Research has shown that worldwide, more than 3 billion people make New Year’s resolutions, but sadly, only about 16 people actually keep them. Most avowals to eat more fiber, hire a personal trainer and finally claw your way out of debt get dropped faster than a cell phone call in an elevator. Since these efforts at self-improvement are so tough, maybe we’re just aiming too high.
And so, in keeping with an era where we have all become accustomed to lowered expectations in every area of life, please consider my list of resolutions for 2012. Last year, most of these worked for me, and I hope they work for you, too.
Spend Less Time with Family & Friends
More than half of people surveyed claim they plan to spend more time with family and friends during the New Year, yet no one dares touch on that thorny problem of annoying and pesky relatives, like wheezy Uncle Joe who has stiffed you in the birthday present department since you were a kid, or that in-law who can never resist telling you that you appear to look a little more porky since the last time she saw you. If you are like 99 percent of the world’s population with “problem” relatives, vowing to spend less time with them ought to be a snap.
Become a Power Napper
Any nitwit celebrity can spew a long list of benefits of exercise, but it takes a more sophisticated mind to grasp the remarkable perks of a daily snooze. Jogging isn’t the only thing that can lower blood pressure, you know. Regular naps have been associated with better mood, more focused thinking, and a fail-safe way to skip out of boring department meetings at 2 p.m. Besides, you can’t snack when you nap (trust me, I’ve tried it) so napping also helps you lose weight. Why not make this the year you stop the charade of joining the gym, and just buy a pillow for the office instead?
Toss Your Bathroom Scale
That’s right. While Weight Watchers meetings throughout the world will be stampeded in January with millions of repentant pudgy-wudgies standing in line to be weighed by a thin person, you will be ahead of the game by not weighing yourself ever!

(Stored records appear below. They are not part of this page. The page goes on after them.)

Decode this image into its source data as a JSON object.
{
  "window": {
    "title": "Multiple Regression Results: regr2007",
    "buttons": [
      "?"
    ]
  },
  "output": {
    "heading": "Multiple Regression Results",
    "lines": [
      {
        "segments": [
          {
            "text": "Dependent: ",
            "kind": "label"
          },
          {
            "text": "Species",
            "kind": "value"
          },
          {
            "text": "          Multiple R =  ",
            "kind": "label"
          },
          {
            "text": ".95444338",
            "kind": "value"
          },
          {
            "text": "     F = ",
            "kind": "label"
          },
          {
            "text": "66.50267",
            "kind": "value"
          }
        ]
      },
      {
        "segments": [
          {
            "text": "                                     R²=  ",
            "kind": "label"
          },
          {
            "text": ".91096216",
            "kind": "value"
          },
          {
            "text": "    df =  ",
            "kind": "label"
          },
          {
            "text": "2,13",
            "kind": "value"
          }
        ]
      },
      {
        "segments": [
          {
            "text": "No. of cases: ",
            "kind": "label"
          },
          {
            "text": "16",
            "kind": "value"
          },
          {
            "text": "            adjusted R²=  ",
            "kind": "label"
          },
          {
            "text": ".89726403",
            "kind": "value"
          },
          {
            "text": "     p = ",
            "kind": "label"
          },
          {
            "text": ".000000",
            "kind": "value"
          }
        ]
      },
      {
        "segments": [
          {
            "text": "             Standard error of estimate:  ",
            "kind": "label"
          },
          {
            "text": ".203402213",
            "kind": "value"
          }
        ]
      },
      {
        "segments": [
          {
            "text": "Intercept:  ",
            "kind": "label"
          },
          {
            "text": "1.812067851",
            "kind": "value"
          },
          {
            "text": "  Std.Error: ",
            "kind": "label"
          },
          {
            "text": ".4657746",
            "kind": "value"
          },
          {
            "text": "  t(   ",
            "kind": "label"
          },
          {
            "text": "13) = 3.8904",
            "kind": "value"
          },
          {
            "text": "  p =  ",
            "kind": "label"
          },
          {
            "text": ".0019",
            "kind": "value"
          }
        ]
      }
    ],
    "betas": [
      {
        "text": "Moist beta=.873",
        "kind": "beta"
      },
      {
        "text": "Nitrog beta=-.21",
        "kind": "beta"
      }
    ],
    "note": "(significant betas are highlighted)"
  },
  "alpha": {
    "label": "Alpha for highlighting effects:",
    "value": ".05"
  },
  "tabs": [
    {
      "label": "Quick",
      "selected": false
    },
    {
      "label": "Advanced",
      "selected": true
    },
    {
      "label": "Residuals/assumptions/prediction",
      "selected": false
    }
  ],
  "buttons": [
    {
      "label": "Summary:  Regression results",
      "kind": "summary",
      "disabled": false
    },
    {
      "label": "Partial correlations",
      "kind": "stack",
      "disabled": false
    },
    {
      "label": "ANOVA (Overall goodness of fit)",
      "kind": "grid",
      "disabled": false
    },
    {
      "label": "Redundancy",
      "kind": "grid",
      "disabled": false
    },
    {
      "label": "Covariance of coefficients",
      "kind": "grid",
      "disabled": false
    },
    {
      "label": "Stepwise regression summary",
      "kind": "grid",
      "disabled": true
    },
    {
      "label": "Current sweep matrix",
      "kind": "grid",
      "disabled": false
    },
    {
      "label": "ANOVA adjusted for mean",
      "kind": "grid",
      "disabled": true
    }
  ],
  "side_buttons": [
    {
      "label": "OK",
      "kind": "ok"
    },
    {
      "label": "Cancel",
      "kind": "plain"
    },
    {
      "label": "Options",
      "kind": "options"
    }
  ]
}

After all, in today’s high tech world, it’s hard to even find a scale that doesn’t also talk to you and give you bad news, such as your body mass index and the Dow Jones Industrial Average. If there’s one thing I don’t need, it’s a talking scale. Do you?
Add Some Guilt to Your Life
Guilt is a highly underrated emotion, something that Jews like me understand from birth. The guilt shortage across the planet is even more acute than global warming. Experts predict that by 2025, New York may be submerged under thirty feet of egotism and breathtaking swellheadedness. This is where Jews like me can help. Once we convince non-Jews of the benefits of a heavy conscience, they may worry that they are running a little low on this feeling. Then, in the spirit of universal kinship, we offer to share our own, balancing the cultural guilt distribution just a tad. Would it kill you to give up some of that guilt?
Resist the Temptation to Get Organized
January is National Get Organized Month, but if you succumb to this annual lure, you are likely to be visited by a professional organizer wielding threatening weapons, such as color-coded file folders, drawer dividers, and, in severe cases, paper shredders. I once had an organizer clean my desk, but the sight was so unnerving I couldn’t think straight. Being disorganized makes you relatable to normal people. Besides, as I’ve claimed for years, I’m not messy: I’m a genius.
Go Spend More Money
You’ve got all year to get a handle on your finances. January is the time when that intoxicating word, “Clearance,” is dangled suggestively everywhere you shop. Avoiding a good sale isn’t only bad money management, it’s keeping the economy from roaring back. And do you want that on your conscience, too?
Read More Celebrity Gossip
Sure, the lives of most famous celebrities are shallow, silly, frequently illegal and usually, train wrecks. All the more reason to bone up on their misadventures and be grateful that God didn’t make you a celebrity, too.
Don’t Travel to Exotic Destinations
I don’t know about you, but I don’t like to travel anywhere that requires shots. It just sounds too dangerous. If you insist on making travel part of your New Year’s plans, at least make it somewhere safe, say, for example, the Kern River Valley Turkey Vulture Festival or the Mushroom Festival in Kennett Square, Pennsylvania. After all, it takes no special talent to find thrills in Machu Pichu, but it takes authentic joie de vivre to find excitement studying turkey vultures or at a festival celebrating fungus.
Remember, the key to sticking with any New Year’s resolutions is to keep your goals reasonable and to stay motivated. Here’s to success in 2012!
Judy Gruen is the author of MBA Admission for Smarties: The No-Nonsense Guide to Acceptance at Top Business Schools, as well as several award-winning humor books. Read more of her work on www.judygruen.com.